The Capuchin Crypt is a small space comprising several tiny chapels located beneath the church of Santa Maria della Concezione dei Cappuccini on the Via Veneto near Piazza Barberini in Rome, Italy. It contains the skeletal remains of 3,700 bodies believed to be Capuchin friars buried by their order. The Catholic order insists that the display is not meant to be macabre, but a silent reminder of the swift passage of life on Earth and our own mortality.
Location: Via Vittorio Veneto, 27, Rome 00187
Visit Type: Vistor Centre, but booking recommended
Co-ordinates: 41.904640, 12.488670
Information correct as of 16/09/2020

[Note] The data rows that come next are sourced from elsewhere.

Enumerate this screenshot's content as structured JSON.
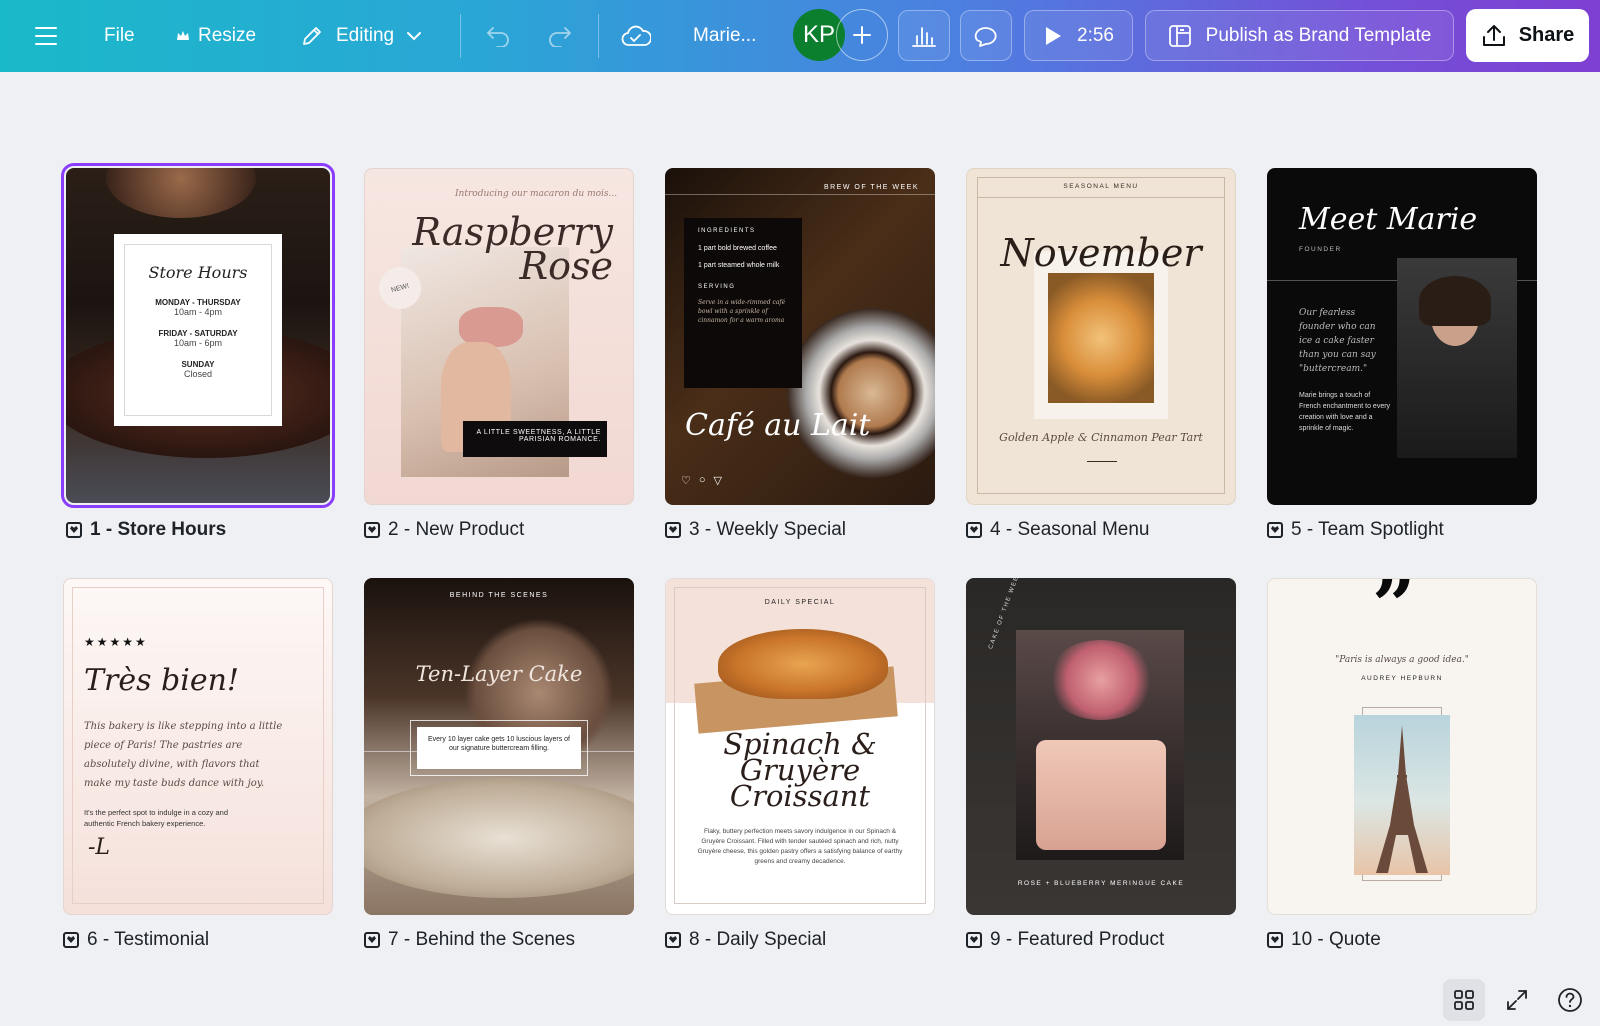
{
  "toolbar": {
    "file_label": "File",
    "resize_label": "Resize",
    "editing_label": "Editing",
    "design_name": "Marie...",
    "avatar_initials": "KP",
    "timer_label": "2:56",
    "publish_label": "Publish as Brand Template",
    "share_label": "Share"
  },
  "pages": [
    {
      "label": "1 - Store Hours"
    },
    {
      "label": "2 - New Product"
    },
    {
      "label": "3 - Weekly Special"
    },
    {
      "label": "4 - Seasonal Menu"
    },
    {
      "label": "5 - Team Spotlight"
    },
    {
      "label": "6 - Testimonial"
    },
    {
      "label": "7 - Behind the Scenes"
    },
    {
      "label": "8 - Daily Special"
    },
    {
      "label": "9 - Featured Product"
    },
    {
      "label": "10 - Quote"
    }
  ],
  "p1": {
    "title": "Store Hours",
    "l1": "MONDAY - THURSDAY",
    "l1v": "10am - 4pm",
    "l2": "FRIDAY - SATURDAY",
    "l2v": "10am - 6pm",
    "l3": "SUNDAY",
    "l3v": "Closed"
  },
  "p2": {
    "intro": "Introducing our macaron du mois...",
    "title1": "Raspberry",
    "title2": "Rose",
    "badge": "NEW!",
    "tag": "A LITTLE SWEETNESS, A LITTLE PARISIAN ROMANCE."
  },
  "p3": {
    "brew": "BREW OF THE WEEK",
    "ing_h": "INGREDIENTS",
    "ing1": "1 part bold brewed coffee",
    "ing2": "1 part steamed whole milk",
    "serv_h": "SERVING",
    "serv": "Serve in a wide-rimmed café bowl with a sprinkle of cinnamon for a warm aroma",
    "title": "Café au Lait"
  },
  "p4": {
    "head": "SEASONAL MENU",
    "title": "November",
    "caption": "Golden Apple & Cinnamon Pear Tart"
  },
  "p5": {
    "title": "Meet Marie",
    "role": "FOUNDER",
    "quote": "Our fearless founder who can ice a cake faster than you can say \"buttercream.\"",
    "body": "Marie brings a touch of French enchantment to every creation with love and a sprinkle of magic."
  },
  "p6": {
    "stars": "★★★★★",
    "title": "Très bien!",
    "quote": "This bakery is like stepping into a little piece of Paris! The pastries are absolutely divine, with flavors that make my taste buds dance with joy.",
    "body": "It's the perfect spot to indulge in a cozy and authentic French bakery experience.",
    "sign": "-L"
  },
  "p7": {
    "head": "BEHIND THE SCENES",
    "title": "Ten-Layer Cake",
    "body": "Every 10 layer cake gets 10 luscious layers of our signature buttercream filling."
  },
  "p8": {
    "head": "DAILY SPECIAL",
    "title1": "Spinach &",
    "title2": "Gruyère",
    "title3": "Croissant",
    "body": "Flaky, buttery perfection meets savory indulgence in our Spinach & Gruyère Croissant. Filled with tender sautéed spinach and rich, nutty Gruyère cheese, this golden pastry offers a satisfying balance of earthy greens and creamy decadence."
  },
  "p9": {
    "ring": "CAKE OF THE WEEK",
    "caption": "ROSE + BLUEBERRY MERINGUE CAKE"
  },
  "p10": {
    "quote": "\"Paris is always a good idea.\"",
    "author": "AUDREY HEPBURN"
  },
  "colors": {
    "accent": "#8b3dff",
    "avatar": "#0b7f2e",
    "canvas": "#eff0f4"
  }
}
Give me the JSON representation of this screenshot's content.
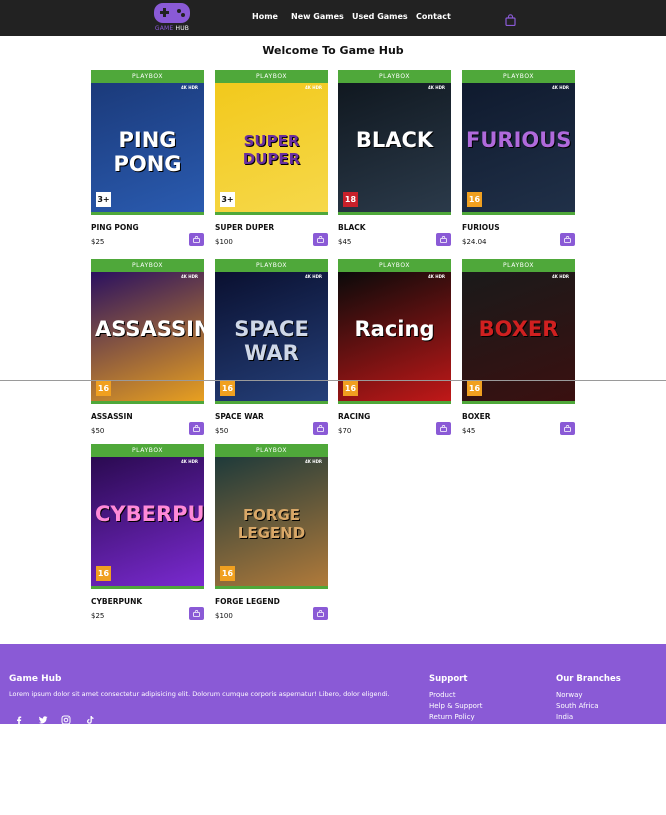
{
  "brand": {
    "logo_primary": "GAME",
    "logo_secondary": "HUB"
  },
  "nav": {
    "links": [
      "Home",
      "New Games",
      "Used Games",
      "Contact"
    ],
    "cart_icon": "shopping-bag-icon"
  },
  "page_title": "Welcome To Game Hub",
  "store_label": "PLAYBOX",
  "badge_text": "4K HDR",
  "products": [
    {
      "name": "PING PONG",
      "price": "$25",
      "art_title": "PING PONG",
      "rating": "3+",
      "colors": [
        "#1b3a7a",
        "#2a5bb0"
      ],
      "title_color": "#ffffff"
    },
    {
      "name": "SUPER DUPER",
      "price": "$100",
      "art_title": "SUPER DUPER",
      "rating": "3+",
      "colors": [
        "#f2c91c",
        "#f6d84a"
      ],
      "title_color": "#6a2fa0"
    },
    {
      "name": "BLACK",
      "price": "$45",
      "art_title": "BLACK",
      "rating": "18",
      "colors": [
        "#101820",
        "#2b3a4a"
      ],
      "title_color": "#ffffff"
    },
    {
      "name": "FURIOUS",
      "price": "$24.04",
      "art_title": "FURIOUS",
      "rating": "16",
      "colors": [
        "#0f1a2e",
        "#203048"
      ],
      "title_color": "#b06adc"
    },
    {
      "name": "ASSASSIN",
      "price": "$50",
      "art_title": "ASSASSIN",
      "rating": "16",
      "colors": [
        "#2a1060",
        "#e8a020"
      ],
      "title_color": "#ffffff"
    },
    {
      "name": "SPACE WAR",
      "price": "$50",
      "art_title": "SPACE WAR",
      "rating": "16",
      "colors": [
        "#0a1030",
        "#25407a"
      ],
      "title_color": "#cfd8e8"
    },
    {
      "name": "RACING",
      "price": "$70",
      "art_title": "Racing",
      "rating": "16",
      "colors": [
        "#0a0a0a",
        "#c01818"
      ],
      "title_color": "#ffffff"
    },
    {
      "name": "BOXER",
      "price": "$45",
      "art_title": "BOXER",
      "rating": "16",
      "colors": [
        "#1a1a1a",
        "#3a1010"
      ],
      "title_color": "#d02020"
    },
    {
      "name": "CYBERPUNK",
      "price": "$25",
      "art_title": "CYBERPUNK",
      "rating": "16",
      "colors": [
        "#2a0a50",
        "#7a2ad0"
      ],
      "title_color": "#ff8ad8"
    },
    {
      "name": "FORGE LEGEND",
      "price": "$100",
      "art_title": "FORGE LEGEND",
      "rating": "16",
      "colors": [
        "#1e3a3a",
        "#b07a3a"
      ],
      "title_color": "#d9a868"
    }
  ],
  "footer": {
    "brand": "Game Hub",
    "description": "Lorem ipsum dolor sit amet consectetur adipisicing elit. Dolorum cumque corporis aspernatur! Libero, dolor eligendi.",
    "social_icons": [
      "facebook-icon",
      "twitter-icon",
      "instagram-icon",
      "tiktok-icon"
    ],
    "support": {
      "title": "Support",
      "items": [
        "Product",
        "Help & Support",
        "Return Policy"
      ]
    },
    "branches": {
      "title": "Our Branches",
      "items": [
        "Norway",
        "South Africa",
        "India"
      ]
    }
  },
  "colors": {
    "accent": "#8a5ad6",
    "nav_bg": "#222222",
    "store_green": "#4fa83a"
  }
}
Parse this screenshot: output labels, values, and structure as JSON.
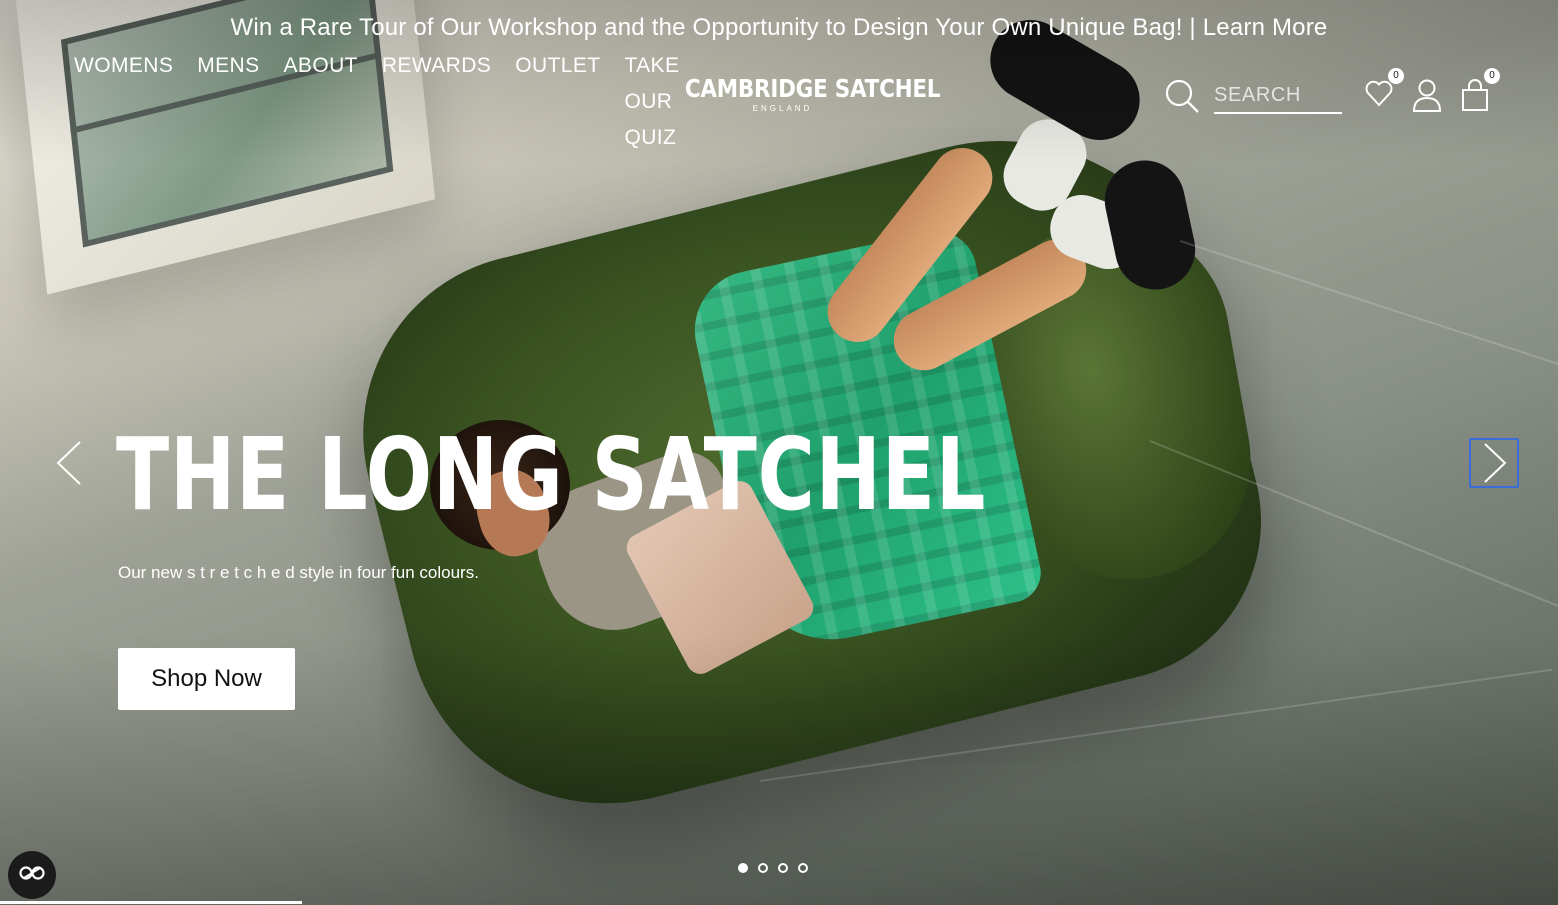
{
  "announcement": {
    "text": "Win a Rare Tour of Our Workshop and the Opportunity to Design Your Own Unique Bag! | ",
    "link": "Learn More"
  },
  "nav": {
    "items": [
      "WOMENS",
      "MENS",
      "ABOUT",
      "REWARDS",
      "OUTLET"
    ],
    "quiz": [
      "TAKE",
      "OUR",
      "QUIZ"
    ]
  },
  "logo": {
    "main": "CAMBRIDGE SATCHEL",
    "sub": "ENGLAND"
  },
  "search": {
    "placeholder": "SEARCH",
    "icon": "search-icon"
  },
  "icons": {
    "wishlist": {
      "name": "heart-icon",
      "count": "0"
    },
    "account": {
      "name": "user-icon"
    },
    "cart": {
      "name": "shopping-bag-icon",
      "count": "0"
    }
  },
  "hero": {
    "title": "THE LONG SATCHEL",
    "subtitle": "Our new s t r e t c h e d style in four fun colours.",
    "cta": "Shop Now"
  },
  "carousel": {
    "slide_count": 4,
    "active_index": 0,
    "prev_icon": "chevron-left-icon",
    "next_icon": "chevron-right-icon"
  },
  "colors": {
    "text_on_hero": "#ffffff",
    "focus_outline": "#3d6bd8",
    "a11y_button": "#1b1b1b"
  }
}
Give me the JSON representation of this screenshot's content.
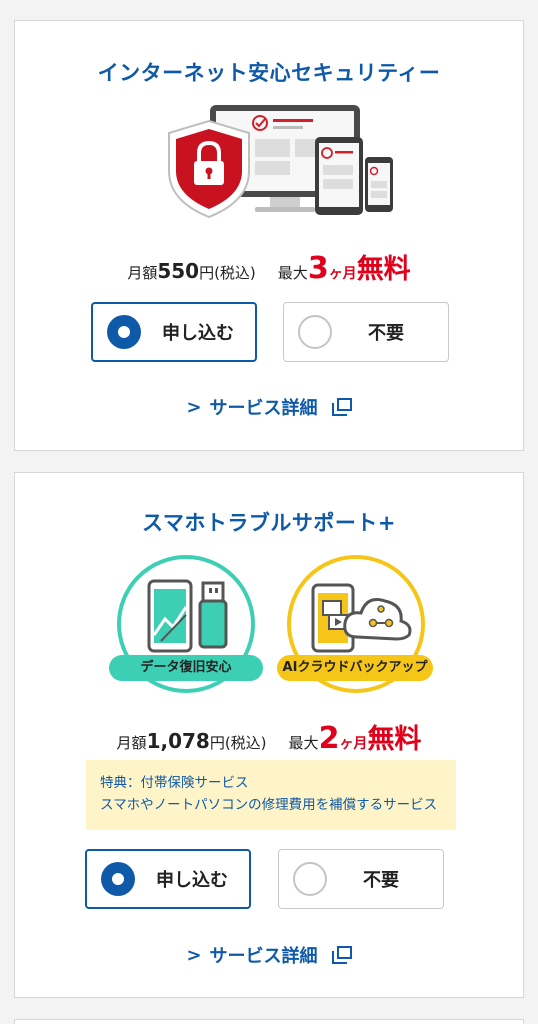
{
  "security": {
    "title": "インターネット安心セキュリティー",
    "price_prefix": "月額",
    "price_amount": "550",
    "price_suffix": "円(税込)",
    "promo_prefix": "最大",
    "promo_number": "3",
    "promo_unit": "ヶ月",
    "promo_free": "無料",
    "apply_label": "申し込む",
    "decline_label": "不要",
    "selected": "apply",
    "detail_link": "サービス詳細"
  },
  "support": {
    "title": "スマホトラブルサポート+",
    "badge_left": "データ復旧安心",
    "badge_right": "AIクラウドバックアップ",
    "price_prefix": "月額",
    "price_amount": "1,078",
    "price_suffix": "円(税込)",
    "promo_prefix": "最大",
    "promo_number": "2",
    "promo_unit": "ヶ月",
    "promo_free": "無料",
    "perk_line1": "特典：付帯保険サービス",
    "perk_line2": "スマホやノートパソコンの修理費用を補償するサービス",
    "apply_label": "申し込む",
    "decline_label": "不要",
    "selected": "apply",
    "detail_link": "サービス詳細"
  },
  "colors": {
    "brand_blue": "#0f5aa8",
    "promo_red": "#e0001b",
    "teal_ring": "#3ccfb3",
    "yellow_ring": "#f5c518",
    "perk_bg": "#fff4c8"
  }
}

When the monks arrived at the church in 1631, moving from the old monastery, they brought 300 cartloads of deceased friars. Fr. Michael of Bergamo oversaw the arrangement of the bones in the burial crypt. The soil in the crypt was brought from Jerusalem, by order of Pope Urban VIII.
As monks died during the lifetime of the crypt, the longest-buried monk was exhumed to make room for the newly deceased who was buried without a coffin, and the newly reclaimed bones were added to the decorative motifs. Bodies typically spent 30 years decomposing in the soil, before being exhumed.